U.S. Classification345/649
International ClassificationG09G5/34
Cooperative ClassificationG06T19/20, G06T2210/04, G06T2219/2016, G08B17/00
European ClassificationG06T19/00
Legal Events
DateCodeEventDescription
Nov 26, 2013FPAYFee payment
Year of fee payment: 4
Aug 8, 2006ASAssignment
Owner name: HONEYWELL INTERNATIONAL, INC.,NEW JERSEY
Free format text: ASSIGNMENT OF ASSIGNORS INTEREST;ASSIGNORS:PLOCHER,THOMAS A.;RYE,JEFFREY M.;US-ASSIGNMENT DATABASE UPDATED:20100225;REEL/FRAME:18162/694
Effective date: 20060630
Free format text: ASSIGNMENT OF ASSIGNORS INTEREST;ASSIGNORS:PLOCHER,THOMAS A.;RYE,JEFFREY M.;REEL/FRAME:18162/694

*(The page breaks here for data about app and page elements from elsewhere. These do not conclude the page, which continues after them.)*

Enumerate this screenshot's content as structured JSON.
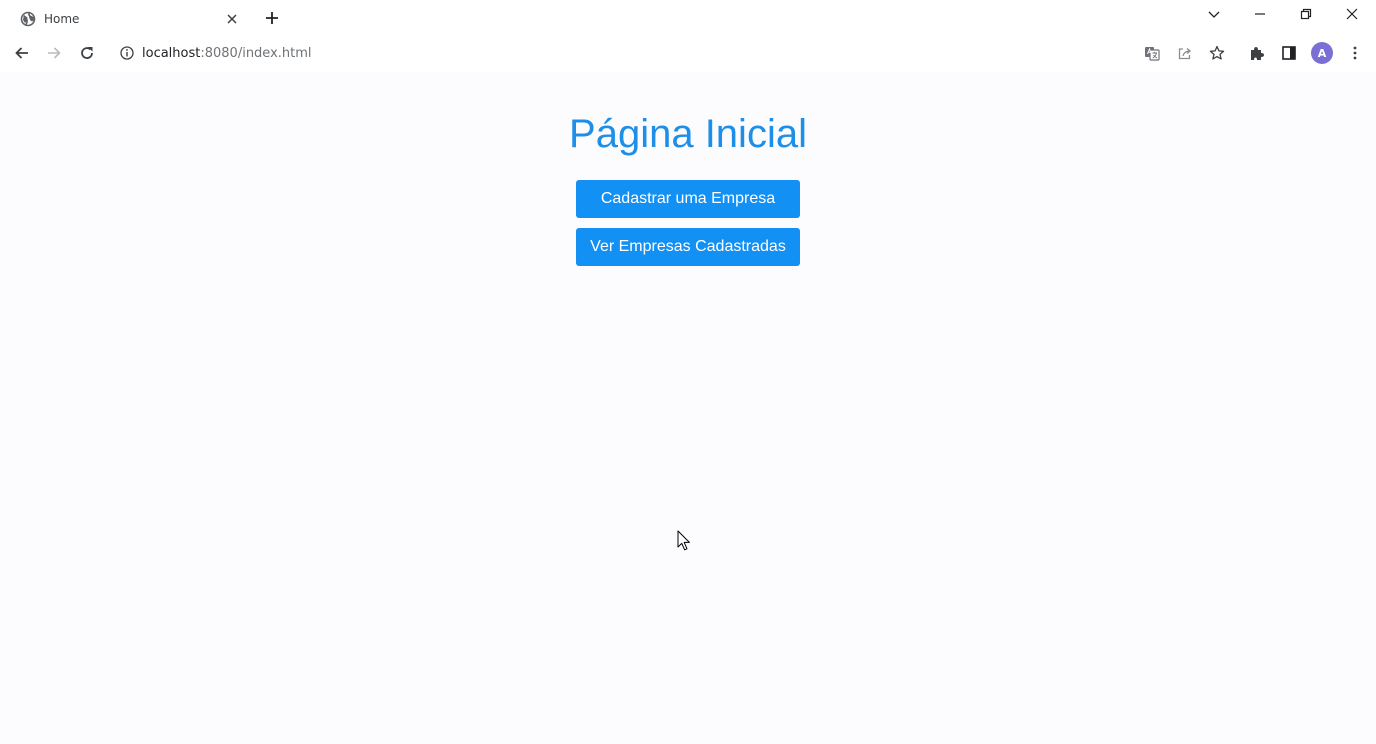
{
  "browser": {
    "tab": {
      "title": "Home"
    },
    "address_bar": {
      "host": "localhost",
      "path": ":8080/index.html"
    },
    "profile": {
      "initial": "A"
    }
  },
  "page": {
    "heading": "Página Inicial",
    "buttons": {
      "register": "Cadastrar uma Empresa",
      "list": "Ver Empresas Cadastradas"
    }
  },
  "colors": {
    "accent": "#1390f3",
    "heading": "#1e8fe8",
    "background": "#fcfcff"
  },
  "icons": [
    "globe-icon",
    "close-icon",
    "plus-icon",
    "chevron-down-icon",
    "minimize-icon",
    "restore-icon",
    "back-icon",
    "forward-icon",
    "reload-icon",
    "info-icon",
    "translate-icon",
    "share-icon",
    "star-icon",
    "puzzle-icon",
    "side-panel-icon",
    "kebab-menu-icon",
    "mouse-cursor-icon"
  ]
}
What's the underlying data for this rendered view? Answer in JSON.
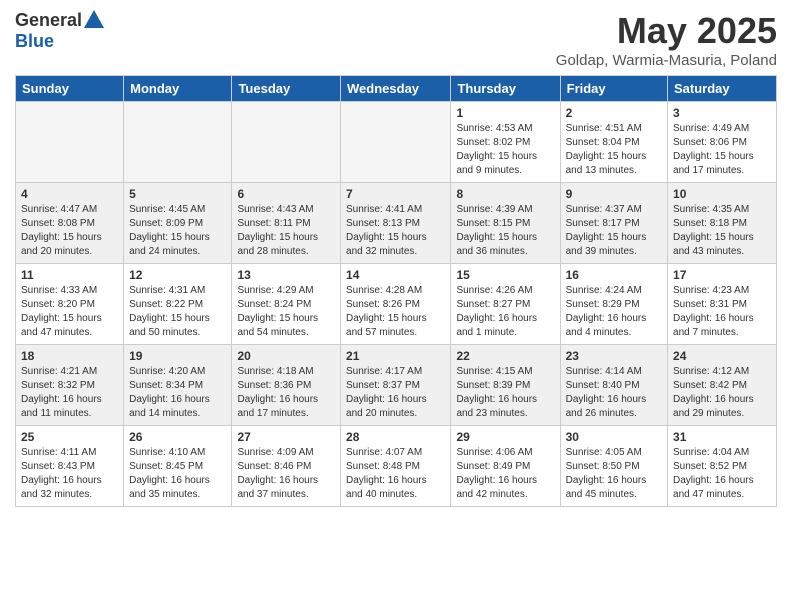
{
  "logo": {
    "general": "General",
    "blue": "Blue"
  },
  "title": {
    "month": "May 2025",
    "location": "Goldap, Warmia-Masuria, Poland"
  },
  "weekdays": [
    "Sunday",
    "Monday",
    "Tuesday",
    "Wednesday",
    "Thursday",
    "Friday",
    "Saturday"
  ],
  "weeks": [
    [
      {
        "num": "",
        "info": "",
        "empty": true
      },
      {
        "num": "",
        "info": "",
        "empty": true
      },
      {
        "num": "",
        "info": "",
        "empty": true
      },
      {
        "num": "",
        "info": "",
        "empty": true
      },
      {
        "num": "1",
        "info": "Sunrise: 4:53 AM\nSunset: 8:02 PM\nDaylight: 15 hours\nand 9 minutes."
      },
      {
        "num": "2",
        "info": "Sunrise: 4:51 AM\nSunset: 8:04 PM\nDaylight: 15 hours\nand 13 minutes."
      },
      {
        "num": "3",
        "info": "Sunrise: 4:49 AM\nSunset: 8:06 PM\nDaylight: 15 hours\nand 17 minutes."
      }
    ],
    [
      {
        "num": "4",
        "info": "Sunrise: 4:47 AM\nSunset: 8:08 PM\nDaylight: 15 hours\nand 20 minutes.",
        "shaded": true
      },
      {
        "num": "5",
        "info": "Sunrise: 4:45 AM\nSunset: 8:09 PM\nDaylight: 15 hours\nand 24 minutes.",
        "shaded": true
      },
      {
        "num": "6",
        "info": "Sunrise: 4:43 AM\nSunset: 8:11 PM\nDaylight: 15 hours\nand 28 minutes.",
        "shaded": true
      },
      {
        "num": "7",
        "info": "Sunrise: 4:41 AM\nSunset: 8:13 PM\nDaylight: 15 hours\nand 32 minutes.",
        "shaded": true
      },
      {
        "num": "8",
        "info": "Sunrise: 4:39 AM\nSunset: 8:15 PM\nDaylight: 15 hours\nand 36 minutes.",
        "shaded": true
      },
      {
        "num": "9",
        "info": "Sunrise: 4:37 AM\nSunset: 8:17 PM\nDaylight: 15 hours\nand 39 minutes.",
        "shaded": true
      },
      {
        "num": "10",
        "info": "Sunrise: 4:35 AM\nSunset: 8:18 PM\nDaylight: 15 hours\nand 43 minutes.",
        "shaded": true
      }
    ],
    [
      {
        "num": "11",
        "info": "Sunrise: 4:33 AM\nSunset: 8:20 PM\nDaylight: 15 hours\nand 47 minutes."
      },
      {
        "num": "12",
        "info": "Sunrise: 4:31 AM\nSunset: 8:22 PM\nDaylight: 15 hours\nand 50 minutes."
      },
      {
        "num": "13",
        "info": "Sunrise: 4:29 AM\nSunset: 8:24 PM\nDaylight: 15 hours\nand 54 minutes."
      },
      {
        "num": "14",
        "info": "Sunrise: 4:28 AM\nSunset: 8:26 PM\nDaylight: 15 hours\nand 57 minutes."
      },
      {
        "num": "15",
        "info": "Sunrise: 4:26 AM\nSunset: 8:27 PM\nDaylight: 16 hours\nand 1 minute."
      },
      {
        "num": "16",
        "info": "Sunrise: 4:24 AM\nSunset: 8:29 PM\nDaylight: 16 hours\nand 4 minutes."
      },
      {
        "num": "17",
        "info": "Sunrise: 4:23 AM\nSunset: 8:31 PM\nDaylight: 16 hours\nand 7 minutes."
      }
    ],
    [
      {
        "num": "18",
        "info": "Sunrise: 4:21 AM\nSunset: 8:32 PM\nDaylight: 16 hours\nand 11 minutes.",
        "shaded": true
      },
      {
        "num": "19",
        "info": "Sunrise: 4:20 AM\nSunset: 8:34 PM\nDaylight: 16 hours\nand 14 minutes.",
        "shaded": true
      },
      {
        "num": "20",
        "info": "Sunrise: 4:18 AM\nSunset: 8:36 PM\nDaylight: 16 hours\nand 17 minutes.",
        "shaded": true
      },
      {
        "num": "21",
        "info": "Sunrise: 4:17 AM\nSunset: 8:37 PM\nDaylight: 16 hours\nand 20 minutes.",
        "shaded": true
      },
      {
        "num": "22",
        "info": "Sunrise: 4:15 AM\nSunset: 8:39 PM\nDaylight: 16 hours\nand 23 minutes.",
        "shaded": true
      },
      {
        "num": "23",
        "info": "Sunrise: 4:14 AM\nSunset: 8:40 PM\nDaylight: 16 hours\nand 26 minutes.",
        "shaded": true
      },
      {
        "num": "24",
        "info": "Sunrise: 4:12 AM\nSunset: 8:42 PM\nDaylight: 16 hours\nand 29 minutes.",
        "shaded": true
      }
    ],
    [
      {
        "num": "25",
        "info": "Sunrise: 4:11 AM\nSunset: 8:43 PM\nDaylight: 16 hours\nand 32 minutes."
      },
      {
        "num": "26",
        "info": "Sunrise: 4:10 AM\nSunset: 8:45 PM\nDaylight: 16 hours\nand 35 minutes."
      },
      {
        "num": "27",
        "info": "Sunrise: 4:09 AM\nSunset: 8:46 PM\nDaylight: 16 hours\nand 37 minutes."
      },
      {
        "num": "28",
        "info": "Sunrise: 4:07 AM\nSunset: 8:48 PM\nDaylight: 16 hours\nand 40 minutes."
      },
      {
        "num": "29",
        "info": "Sunrise: 4:06 AM\nSunset: 8:49 PM\nDaylight: 16 hours\nand 42 minutes."
      },
      {
        "num": "30",
        "info": "Sunrise: 4:05 AM\nSunset: 8:50 PM\nDaylight: 16 hours\nand 45 minutes."
      },
      {
        "num": "31",
        "info": "Sunrise: 4:04 AM\nSunset: 8:52 PM\nDaylight: 16 hours\nand 47 minutes."
      }
    ]
  ]
}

Free format text: ASSIGNMENT OF ASSIGNORS INTEREST;ASSIGNORS:PLOCHER,THOMAS A.;RYE,JEFFREY M.;REEL/FRAME:018162/0694